Everyone knows that financial freedom starts with tiny steps.
Sure, you can dream about winning the lottery, or investing in the next Amazon just before it becomes Amazon, but that almost never happens. (And when it does, now that I think of it, it happens also because of tiny steps. Winning the lottery starts with the tiny step of buying a ticket, and investing in the next Amazon starts with the tiny step of learning how to invest in the stock market.)
The problem is, the tiny step seems so…tiny. And so we overlook it, or avoid it, or decide it doesn’t matter.
Trying to lose weight? What’s one little Hershey’s Kiss in the greater scheme of things? How many inches will it really add to the muffin-top?
Or how about trying to get fit, after years of inactivity. Fifteen steps to the mailbox instead of stopping by in the car on the way out of the driveway is not going to matter a hill of beans.
This is the thinking that stops us from achieving our biggest goals.
The goal seems so large, and the steps seem so small and insignificant. Why even bother?
Of course, we know this is not true, but it’s the untrue stuff that seems the most pervasive. We need a way to make those tiny steps feel significant enough to keep doing them, until they pile up into something bigger.
Here’s another thing. Trying to do something all by yourself is really, really hard. It doesn’t matter if it’s a tiny thing or a big thing, isolation makes it harder.
Just ask me. I am trying to do three things all by myself:
- Record every impulse to buy and wait at least 24 hours before buying it.
- Record every dime I spend.
- Save $1 per day. (That might have been $10 per day a couple of weeks ago. It proved unrealistic and I had to downward adjust.)
Presently, I occasionally think about these commitments I made to myself, as in: oh yeah, I was supposed to write that down and think about it before I spent it. Oh well, too late now.
This is the sum total of as far as I’ve gotten actually following through on the commitments themselves. Pitiful, really; but also typical when you’re trying to do something by yourself.

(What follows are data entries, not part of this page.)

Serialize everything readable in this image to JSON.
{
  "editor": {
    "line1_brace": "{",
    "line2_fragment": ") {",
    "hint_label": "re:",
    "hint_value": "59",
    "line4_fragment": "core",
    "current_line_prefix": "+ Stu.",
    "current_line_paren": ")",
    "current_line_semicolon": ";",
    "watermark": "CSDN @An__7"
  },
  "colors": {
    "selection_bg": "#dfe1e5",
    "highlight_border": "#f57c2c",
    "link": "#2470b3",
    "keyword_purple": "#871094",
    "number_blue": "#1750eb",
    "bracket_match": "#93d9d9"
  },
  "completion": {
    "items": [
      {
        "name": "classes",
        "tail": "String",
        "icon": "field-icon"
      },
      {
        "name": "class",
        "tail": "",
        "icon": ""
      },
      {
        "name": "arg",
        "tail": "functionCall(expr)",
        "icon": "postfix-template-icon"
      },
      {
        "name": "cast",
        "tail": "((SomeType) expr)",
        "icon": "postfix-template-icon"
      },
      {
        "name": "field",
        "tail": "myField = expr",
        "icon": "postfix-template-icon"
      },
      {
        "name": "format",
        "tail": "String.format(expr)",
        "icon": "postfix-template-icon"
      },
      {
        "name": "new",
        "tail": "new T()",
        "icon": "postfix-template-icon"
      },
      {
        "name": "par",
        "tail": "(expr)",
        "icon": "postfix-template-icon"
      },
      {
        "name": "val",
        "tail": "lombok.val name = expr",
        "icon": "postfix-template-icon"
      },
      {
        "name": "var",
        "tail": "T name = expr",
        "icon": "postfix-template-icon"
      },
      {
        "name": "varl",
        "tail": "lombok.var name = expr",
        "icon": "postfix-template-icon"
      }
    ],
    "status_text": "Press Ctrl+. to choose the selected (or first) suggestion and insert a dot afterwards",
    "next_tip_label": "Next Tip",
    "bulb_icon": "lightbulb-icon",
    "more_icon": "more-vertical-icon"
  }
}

Trying to do something challenging goes a lot better when you do it inside a group of other people trying to do it too.
Twelve step programs, like Alcoholics Anonymous, know this. It’s about being in a group that knows how much it matters to reach the goal, and knows how hard it is, and can empathize, and won’t let you trivialize it. Just knowing someone else is walking in your same shoes is a big help.
This week I was introduced to a cool new online community called Daily Feats that remedies both of those problems: the hopelessness of the tiny step and the isolation of going it alone.
You should go there and set up an account. That, in itself, is motivating. It’s a really fun interface that starts right out rewarding you with points for stuff you already did, that you normally do and don’t really consider a big deal.
In my case, I got points for getting up early (also known as insomnia), for snacking on fruit instead of chips (good thing they didn’t ask me that about Thursday, when I ate half a bag of Laura Scudders), and for not driving yesterday. Woohoo!
After you get your initial points, you get to set some goals, and then learn about challenges that are already underway in the Daily Feats community. I joined a challenge called !save1% and another one called !thinkb4buying.
The idea is to check in every day and click “done” for each challenge where you’ve met your commitment. After you do that, you can see Tweet-style notes left by others in the same challenge, and you can add a note yourself – hence joining a community all striving in the same challenge.
You get points for checking in, and points for clicking “done,” and eventually those points add up and become donations to your favorite charity or even gift cards. For example, when you accumulate 5000 points, you can choose to reward yourself with a $10 Starbucks or iTunes gift card.
So I ask myself, what’s to keep me from going to the site every day and clicking “done” just to get the gift-card?
I don’t know. It looks like the honor system to me. But I guess if a person is going to go to the trouble of setting up an account, choosing some challenges, and logging in every day, then they’re probably going to actually do the daily step.
I think I’d personally feel like the worst kind of cheater if I lied about it, and that latte I buy with my fraudulently won Starbucks gift card is going to be as dust in the mouth.
I once joined a site that challenged me to write every day. I had an idea for a book, and I wasn’t writing it. (Do you see me on Amazon? No? That’s because the book is STILL not on paper.) There was a specific number of words on this challenge, I forget – maybe 100 or something.
Every morning I’d get an e-mail reminder telling me to go write my 100 words. In a remarkably short period of time those e-mails got really annoying. I found myself saying things like, “AGAIN with the nagging,” and “Where is the unsub button on this thing,” and “ShutUP.”
In other words, it was not working.
But I think it was because I chose something that I was already doing, in spades. I’ve been a writer all my life. Without doubt, I write thousands of words a day. Writing 100 more was just so vague as to be dumb, as goals go.
I don’t think Daily Feats will be like that. It’s about the tiny steps I’m not taking – the ones that are standing between me and my big goal of financial freedom. I’m going to give it a shot.
Care to join me on Daily Feats, Dreamers and set some goals together?
Leave a comment below and let me know.